(INPUT FOR THIS TASK)

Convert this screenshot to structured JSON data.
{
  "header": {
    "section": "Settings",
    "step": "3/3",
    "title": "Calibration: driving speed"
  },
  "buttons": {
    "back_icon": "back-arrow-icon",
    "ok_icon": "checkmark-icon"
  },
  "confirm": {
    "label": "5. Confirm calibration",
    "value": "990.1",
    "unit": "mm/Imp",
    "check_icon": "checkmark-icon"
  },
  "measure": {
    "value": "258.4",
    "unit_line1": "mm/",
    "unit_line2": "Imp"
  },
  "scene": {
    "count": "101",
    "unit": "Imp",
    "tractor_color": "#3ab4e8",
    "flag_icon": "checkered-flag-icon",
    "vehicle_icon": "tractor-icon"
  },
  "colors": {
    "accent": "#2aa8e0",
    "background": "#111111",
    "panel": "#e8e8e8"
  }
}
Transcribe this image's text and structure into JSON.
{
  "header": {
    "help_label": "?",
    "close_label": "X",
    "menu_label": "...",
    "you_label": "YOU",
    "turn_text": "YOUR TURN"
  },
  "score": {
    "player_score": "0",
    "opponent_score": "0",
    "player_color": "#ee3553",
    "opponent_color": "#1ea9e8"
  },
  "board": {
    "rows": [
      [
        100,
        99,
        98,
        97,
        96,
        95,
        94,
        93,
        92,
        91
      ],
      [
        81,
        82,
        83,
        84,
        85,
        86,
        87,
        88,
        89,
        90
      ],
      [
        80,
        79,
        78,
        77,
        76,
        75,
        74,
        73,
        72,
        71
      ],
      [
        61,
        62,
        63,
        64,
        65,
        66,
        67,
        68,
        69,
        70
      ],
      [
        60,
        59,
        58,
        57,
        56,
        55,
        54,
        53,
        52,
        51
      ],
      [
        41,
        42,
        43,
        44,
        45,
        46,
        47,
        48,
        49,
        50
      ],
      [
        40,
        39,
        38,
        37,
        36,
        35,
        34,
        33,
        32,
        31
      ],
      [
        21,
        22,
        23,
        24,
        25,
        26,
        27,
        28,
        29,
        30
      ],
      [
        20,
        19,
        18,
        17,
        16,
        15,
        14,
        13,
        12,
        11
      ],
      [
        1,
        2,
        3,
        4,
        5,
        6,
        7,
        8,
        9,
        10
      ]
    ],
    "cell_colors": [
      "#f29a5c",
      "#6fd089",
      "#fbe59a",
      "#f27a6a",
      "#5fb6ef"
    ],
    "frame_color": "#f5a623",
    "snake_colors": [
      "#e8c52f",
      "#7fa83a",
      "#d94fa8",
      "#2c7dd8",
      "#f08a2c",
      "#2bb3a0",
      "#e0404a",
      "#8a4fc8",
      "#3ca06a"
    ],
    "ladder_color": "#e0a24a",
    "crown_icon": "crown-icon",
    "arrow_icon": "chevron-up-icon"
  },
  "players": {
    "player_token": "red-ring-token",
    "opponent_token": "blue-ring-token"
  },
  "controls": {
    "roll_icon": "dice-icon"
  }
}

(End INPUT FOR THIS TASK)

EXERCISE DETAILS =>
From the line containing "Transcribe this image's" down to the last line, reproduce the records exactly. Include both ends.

SOLUTION =>
Transcribe this image's text and structure into JSON.
{
  "header": {
    "help_label": "?",
    "close_label": "X",
    "menu_label": "...",
    "you_label": "YOU",
    "turn_text": "YOUR TURN"
  },
  "score": {
    "player_score": "0",
    "opponent_score": "0",
    "player_color": "#ee3553",
    "opponent_color": "#1ea9e8"
  },
  "board": {
    "rows": [
      [
        100,
        99,
        98,
        97,
        96,
        95,
        94,
        93,
        92,
        91
      ],
      [
        81,
        82,
        83,
        84,
        85,
        86,
        87,
        88,
        89,
        90
      ],
      [
        80,
        79,
        78,
        77,
        76,
        75,
        74,
        73,
        72,
        71
      ],
      [
        61,
        62,
        63,
        64,
        65,
        66,
        67,
        68,
        69,
        70
      ],
      [
        60,
        59,
        58,
        57,
        56,
        55,
        54,
        53,
        52,
        51
      ],
      [
        41,
        42,
        43,
        44,
        45,
        46,
        47,
        48,
        49,
        50
      ],
      [
        40,
        39,
        38,
        37,
        36,
        35,
        34,
        33,
        32,
        31
      ],
      [
        21,
        22,
        23,
        24,
        25,
        26,
        27,
        28,
        29,
        30
      ],
      [
        20,
        19,
        18,
        17,
        16,
        15,
        14,
        13,
        12,
        11
      ],
      [
        1,
        2,
        3,
        4,
        5,
        6,
        7,
        8,
        9,
        10
      ]
    ],
    "cell_colors": [
      "#f29a5c",
      "#6fd089",
      "#fbe59a",
      "#f27a6a",
      "#5fb6ef"
    ],
    "frame_color": "#f5a623",
    "snake_colors": [
      "#e8c52f",
      "#7fa83a",
      "#d94fa8",
      "#2c7dd8",
      "#f08a2c",
      "#2bb3a0",
      "#e0404a",
      "#8a4fc8",
      "#3ca06a"
    ],
    "ladder_color": "#e0a24a",
    "crown_icon": "crown-icon",
    "arrow_icon": "chevron-up-icon"
  },
  "players": {
    "player_token": "red-ring-token",
    "opponent_token": "blue-ring-token"
  },
  "controls": {
    "roll_icon": "dice-icon"
  }
}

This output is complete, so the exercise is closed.